(RECORDS TO PROCESS begins)

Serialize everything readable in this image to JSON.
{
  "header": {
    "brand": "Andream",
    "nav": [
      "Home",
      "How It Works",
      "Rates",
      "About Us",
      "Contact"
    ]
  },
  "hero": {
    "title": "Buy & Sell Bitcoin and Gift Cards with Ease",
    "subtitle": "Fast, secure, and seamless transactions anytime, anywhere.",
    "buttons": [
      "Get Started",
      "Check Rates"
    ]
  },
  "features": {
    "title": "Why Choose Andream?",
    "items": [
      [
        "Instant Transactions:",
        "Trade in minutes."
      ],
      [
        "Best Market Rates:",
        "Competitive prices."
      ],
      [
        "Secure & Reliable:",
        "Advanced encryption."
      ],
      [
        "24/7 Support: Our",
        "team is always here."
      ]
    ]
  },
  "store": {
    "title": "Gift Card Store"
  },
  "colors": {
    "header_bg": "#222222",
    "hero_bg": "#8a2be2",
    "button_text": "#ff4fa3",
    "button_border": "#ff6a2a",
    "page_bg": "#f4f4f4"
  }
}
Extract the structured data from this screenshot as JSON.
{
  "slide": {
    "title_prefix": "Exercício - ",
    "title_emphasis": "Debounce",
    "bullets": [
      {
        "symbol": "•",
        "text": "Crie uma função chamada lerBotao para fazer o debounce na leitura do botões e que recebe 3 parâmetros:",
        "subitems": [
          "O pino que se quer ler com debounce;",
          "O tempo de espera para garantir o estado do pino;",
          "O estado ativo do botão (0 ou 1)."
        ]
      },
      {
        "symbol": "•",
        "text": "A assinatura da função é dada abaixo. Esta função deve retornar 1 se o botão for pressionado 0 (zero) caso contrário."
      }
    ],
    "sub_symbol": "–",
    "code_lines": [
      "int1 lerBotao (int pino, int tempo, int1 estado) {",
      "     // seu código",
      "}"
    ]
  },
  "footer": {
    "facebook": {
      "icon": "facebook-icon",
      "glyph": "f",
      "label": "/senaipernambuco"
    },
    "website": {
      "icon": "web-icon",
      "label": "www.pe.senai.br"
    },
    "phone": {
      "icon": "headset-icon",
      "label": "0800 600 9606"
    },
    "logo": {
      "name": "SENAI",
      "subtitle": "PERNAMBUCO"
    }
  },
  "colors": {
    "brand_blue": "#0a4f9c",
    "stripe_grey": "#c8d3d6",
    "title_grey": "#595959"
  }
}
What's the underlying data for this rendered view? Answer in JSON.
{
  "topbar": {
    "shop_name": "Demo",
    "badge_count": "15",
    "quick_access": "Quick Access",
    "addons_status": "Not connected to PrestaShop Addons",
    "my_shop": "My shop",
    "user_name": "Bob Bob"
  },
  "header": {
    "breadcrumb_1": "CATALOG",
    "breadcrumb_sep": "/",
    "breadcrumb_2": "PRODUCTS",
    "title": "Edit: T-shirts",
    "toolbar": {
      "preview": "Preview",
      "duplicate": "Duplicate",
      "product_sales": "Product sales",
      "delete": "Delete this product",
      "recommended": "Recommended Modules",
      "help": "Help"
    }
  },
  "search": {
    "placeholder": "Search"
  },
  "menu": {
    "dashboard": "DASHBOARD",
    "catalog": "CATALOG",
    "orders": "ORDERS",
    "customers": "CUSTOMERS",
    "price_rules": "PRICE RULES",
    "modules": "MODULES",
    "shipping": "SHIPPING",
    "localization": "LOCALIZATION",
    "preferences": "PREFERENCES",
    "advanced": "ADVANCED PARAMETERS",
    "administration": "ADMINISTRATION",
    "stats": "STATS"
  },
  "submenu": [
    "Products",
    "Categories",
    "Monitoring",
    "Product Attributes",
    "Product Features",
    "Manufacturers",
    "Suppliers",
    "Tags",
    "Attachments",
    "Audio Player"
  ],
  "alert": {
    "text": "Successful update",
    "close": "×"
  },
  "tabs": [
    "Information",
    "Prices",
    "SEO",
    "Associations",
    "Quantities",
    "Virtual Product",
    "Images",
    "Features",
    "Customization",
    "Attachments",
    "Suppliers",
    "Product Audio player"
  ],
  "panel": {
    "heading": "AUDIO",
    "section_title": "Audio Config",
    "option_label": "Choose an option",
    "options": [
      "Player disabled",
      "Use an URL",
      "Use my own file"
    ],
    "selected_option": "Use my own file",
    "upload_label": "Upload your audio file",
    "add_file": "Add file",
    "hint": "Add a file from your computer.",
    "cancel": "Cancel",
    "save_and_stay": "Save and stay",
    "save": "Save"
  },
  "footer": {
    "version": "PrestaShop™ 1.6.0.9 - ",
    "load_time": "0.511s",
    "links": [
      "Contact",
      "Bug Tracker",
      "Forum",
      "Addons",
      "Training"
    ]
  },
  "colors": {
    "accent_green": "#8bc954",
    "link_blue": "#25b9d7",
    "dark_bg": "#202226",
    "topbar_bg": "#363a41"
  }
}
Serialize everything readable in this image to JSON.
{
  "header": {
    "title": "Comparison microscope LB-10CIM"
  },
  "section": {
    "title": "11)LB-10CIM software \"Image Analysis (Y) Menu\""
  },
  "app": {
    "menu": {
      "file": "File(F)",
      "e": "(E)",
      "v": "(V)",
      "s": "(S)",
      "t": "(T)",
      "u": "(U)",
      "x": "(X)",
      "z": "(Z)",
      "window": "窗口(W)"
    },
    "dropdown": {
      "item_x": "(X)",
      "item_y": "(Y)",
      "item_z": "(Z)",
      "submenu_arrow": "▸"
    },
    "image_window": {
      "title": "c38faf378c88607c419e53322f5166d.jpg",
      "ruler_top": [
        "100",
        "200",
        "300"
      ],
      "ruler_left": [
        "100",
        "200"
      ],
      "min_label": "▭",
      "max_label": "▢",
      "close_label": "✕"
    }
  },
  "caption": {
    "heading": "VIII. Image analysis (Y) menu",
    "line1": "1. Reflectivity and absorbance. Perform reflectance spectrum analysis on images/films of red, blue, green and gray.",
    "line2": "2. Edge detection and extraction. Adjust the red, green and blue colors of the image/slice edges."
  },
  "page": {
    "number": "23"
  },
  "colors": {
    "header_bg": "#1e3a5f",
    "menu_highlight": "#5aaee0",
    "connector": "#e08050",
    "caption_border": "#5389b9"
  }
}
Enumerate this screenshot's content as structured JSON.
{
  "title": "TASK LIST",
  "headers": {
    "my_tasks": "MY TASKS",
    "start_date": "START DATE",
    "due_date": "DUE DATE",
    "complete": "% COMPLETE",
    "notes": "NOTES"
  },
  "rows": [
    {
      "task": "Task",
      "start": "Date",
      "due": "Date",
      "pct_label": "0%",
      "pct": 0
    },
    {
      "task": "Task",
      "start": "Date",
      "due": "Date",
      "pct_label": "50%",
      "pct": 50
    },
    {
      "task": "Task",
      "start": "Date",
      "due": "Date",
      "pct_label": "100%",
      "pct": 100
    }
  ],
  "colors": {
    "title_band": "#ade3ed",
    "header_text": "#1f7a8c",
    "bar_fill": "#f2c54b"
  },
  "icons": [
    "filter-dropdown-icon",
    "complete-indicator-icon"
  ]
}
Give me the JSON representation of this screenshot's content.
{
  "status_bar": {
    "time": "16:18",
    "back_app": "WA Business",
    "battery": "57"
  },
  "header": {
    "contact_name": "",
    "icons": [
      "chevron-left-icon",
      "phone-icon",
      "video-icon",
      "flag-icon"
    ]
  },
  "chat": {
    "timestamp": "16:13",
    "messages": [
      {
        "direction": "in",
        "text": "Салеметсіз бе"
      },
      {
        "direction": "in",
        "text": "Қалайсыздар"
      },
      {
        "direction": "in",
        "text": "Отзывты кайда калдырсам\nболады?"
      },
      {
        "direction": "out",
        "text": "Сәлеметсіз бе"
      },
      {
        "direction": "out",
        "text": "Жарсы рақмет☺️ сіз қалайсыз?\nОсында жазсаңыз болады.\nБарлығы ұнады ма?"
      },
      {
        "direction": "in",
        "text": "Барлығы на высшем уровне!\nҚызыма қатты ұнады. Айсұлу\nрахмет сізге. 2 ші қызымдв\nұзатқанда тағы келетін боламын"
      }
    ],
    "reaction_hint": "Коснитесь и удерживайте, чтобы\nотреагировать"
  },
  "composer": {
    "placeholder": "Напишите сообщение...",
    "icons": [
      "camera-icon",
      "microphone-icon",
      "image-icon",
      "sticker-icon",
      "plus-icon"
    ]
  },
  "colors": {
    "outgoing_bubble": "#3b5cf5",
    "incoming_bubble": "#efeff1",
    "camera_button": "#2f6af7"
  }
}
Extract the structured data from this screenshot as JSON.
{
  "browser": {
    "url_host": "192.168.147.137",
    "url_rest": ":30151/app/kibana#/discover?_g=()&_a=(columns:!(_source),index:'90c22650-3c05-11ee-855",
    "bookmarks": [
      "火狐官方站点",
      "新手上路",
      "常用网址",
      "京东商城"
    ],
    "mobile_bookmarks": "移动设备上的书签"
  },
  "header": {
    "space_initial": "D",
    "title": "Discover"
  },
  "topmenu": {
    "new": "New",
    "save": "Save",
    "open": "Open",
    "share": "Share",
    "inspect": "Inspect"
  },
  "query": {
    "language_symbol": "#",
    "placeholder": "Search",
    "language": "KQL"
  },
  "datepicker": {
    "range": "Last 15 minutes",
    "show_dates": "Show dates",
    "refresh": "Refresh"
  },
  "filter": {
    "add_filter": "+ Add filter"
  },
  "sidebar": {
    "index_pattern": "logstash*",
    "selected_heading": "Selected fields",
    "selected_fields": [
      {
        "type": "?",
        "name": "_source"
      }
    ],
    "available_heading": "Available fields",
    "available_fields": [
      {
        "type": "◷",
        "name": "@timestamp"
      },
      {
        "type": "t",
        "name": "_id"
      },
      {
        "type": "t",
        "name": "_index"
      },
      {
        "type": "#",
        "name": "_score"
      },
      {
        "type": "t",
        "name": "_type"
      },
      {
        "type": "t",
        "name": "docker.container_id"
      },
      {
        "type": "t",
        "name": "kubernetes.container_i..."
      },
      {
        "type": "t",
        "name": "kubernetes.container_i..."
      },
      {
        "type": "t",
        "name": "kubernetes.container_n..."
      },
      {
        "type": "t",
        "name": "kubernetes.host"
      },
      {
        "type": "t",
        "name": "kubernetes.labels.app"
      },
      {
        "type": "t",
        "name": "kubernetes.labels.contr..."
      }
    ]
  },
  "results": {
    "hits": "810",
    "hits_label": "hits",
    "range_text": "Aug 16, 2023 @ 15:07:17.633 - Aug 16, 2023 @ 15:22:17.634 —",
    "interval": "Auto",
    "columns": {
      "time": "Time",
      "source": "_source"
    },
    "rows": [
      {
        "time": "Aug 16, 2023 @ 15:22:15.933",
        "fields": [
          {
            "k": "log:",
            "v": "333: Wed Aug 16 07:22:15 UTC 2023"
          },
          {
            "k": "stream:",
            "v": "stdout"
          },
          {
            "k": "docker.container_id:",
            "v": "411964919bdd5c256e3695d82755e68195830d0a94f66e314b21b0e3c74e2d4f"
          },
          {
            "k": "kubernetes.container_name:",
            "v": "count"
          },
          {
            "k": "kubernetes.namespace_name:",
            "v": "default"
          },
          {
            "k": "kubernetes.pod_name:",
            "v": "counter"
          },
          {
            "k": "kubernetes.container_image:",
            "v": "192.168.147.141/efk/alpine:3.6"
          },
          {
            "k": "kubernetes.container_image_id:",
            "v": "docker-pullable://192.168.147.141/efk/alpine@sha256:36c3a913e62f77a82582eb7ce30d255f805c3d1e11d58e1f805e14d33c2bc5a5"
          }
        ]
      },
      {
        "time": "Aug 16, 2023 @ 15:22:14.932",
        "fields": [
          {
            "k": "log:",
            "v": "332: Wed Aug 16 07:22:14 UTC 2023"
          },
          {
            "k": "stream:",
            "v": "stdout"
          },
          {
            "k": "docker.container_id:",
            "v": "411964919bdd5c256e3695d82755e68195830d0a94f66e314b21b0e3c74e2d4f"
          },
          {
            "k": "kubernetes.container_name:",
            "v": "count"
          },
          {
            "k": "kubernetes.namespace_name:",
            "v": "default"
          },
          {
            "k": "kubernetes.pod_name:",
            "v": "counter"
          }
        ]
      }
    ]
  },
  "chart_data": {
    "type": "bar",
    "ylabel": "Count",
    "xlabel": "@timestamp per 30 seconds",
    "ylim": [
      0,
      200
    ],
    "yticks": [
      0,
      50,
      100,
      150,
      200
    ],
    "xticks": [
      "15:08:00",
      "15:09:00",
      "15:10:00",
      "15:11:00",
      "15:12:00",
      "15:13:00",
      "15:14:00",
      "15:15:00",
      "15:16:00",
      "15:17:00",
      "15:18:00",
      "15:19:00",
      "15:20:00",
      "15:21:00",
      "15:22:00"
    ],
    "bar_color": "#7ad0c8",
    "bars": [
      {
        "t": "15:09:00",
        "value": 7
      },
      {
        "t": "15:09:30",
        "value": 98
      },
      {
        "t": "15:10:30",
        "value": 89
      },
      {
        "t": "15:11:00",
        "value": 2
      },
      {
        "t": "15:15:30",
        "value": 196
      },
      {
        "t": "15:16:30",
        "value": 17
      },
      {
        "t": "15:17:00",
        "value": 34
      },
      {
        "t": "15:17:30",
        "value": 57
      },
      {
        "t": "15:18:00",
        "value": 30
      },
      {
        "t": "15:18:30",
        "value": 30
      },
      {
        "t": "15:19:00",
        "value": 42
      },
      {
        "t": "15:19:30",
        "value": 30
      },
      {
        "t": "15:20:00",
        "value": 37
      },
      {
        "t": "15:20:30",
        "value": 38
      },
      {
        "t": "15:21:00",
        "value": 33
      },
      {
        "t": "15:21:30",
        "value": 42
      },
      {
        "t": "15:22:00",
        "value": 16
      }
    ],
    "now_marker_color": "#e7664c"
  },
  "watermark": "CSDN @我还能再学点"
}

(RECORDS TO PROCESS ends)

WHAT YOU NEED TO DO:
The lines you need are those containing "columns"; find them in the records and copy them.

WRITTEN SOLUTION:
    "url_rest": ":30151/app/kibana#/discover?_g=()&_a=(columns:!(_source),index:'90c22650-3c05-11ee-855",
    "columns": {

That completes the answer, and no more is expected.